see, what could he have done? Tap danced? Sang a song? Blackface?
What I’m getting at here is that sometimes it’s good to laugh and sometimes it’s good not to.
You have to choose when something is funny and when it isn’t. Is Sean Spicer endearing
now? Is he relatable because he’s been ousted and is now seen as a quasi-victim? Or, the
bigger question: can we forgive? Maybe we should forgive everyone who has hurt us.
Or maybe we shouldn’t. I think it’s important to remember that we have choices. We can
laugh at something for its shock and surprise. That doesn’t mean we condone that person’s past actions. Or we can sit staunchly and not forgive. And not forget. It’s all about where our heart is at on that particular day.

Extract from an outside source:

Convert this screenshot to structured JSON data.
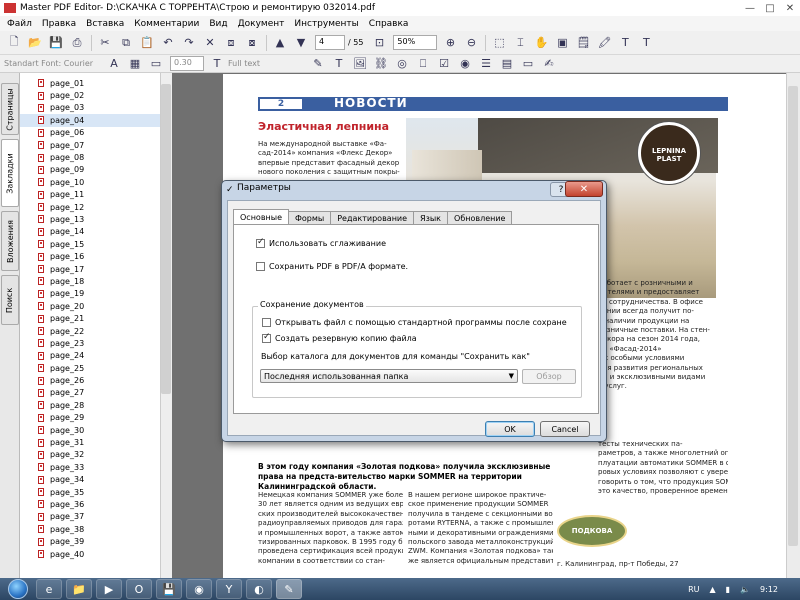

As she approached the conflict, hoping for a major breakthrough, she remembered all the times
when she walked down hallways and embraced the unknown. There were times when she scrapped her plans. There were times when she whispered to herself to go back. And there were times when she warriored forward.
The protests in St. Louis remind us that grief is not allowed.
You will be crushed if you attempt to have a voice.
Today on the front page someone has slept with the wrong person. The drinking water is still bad. Opioid crisis. Russian probe. Colin Kaepernick is a good guy.
Inappropriate, or funny?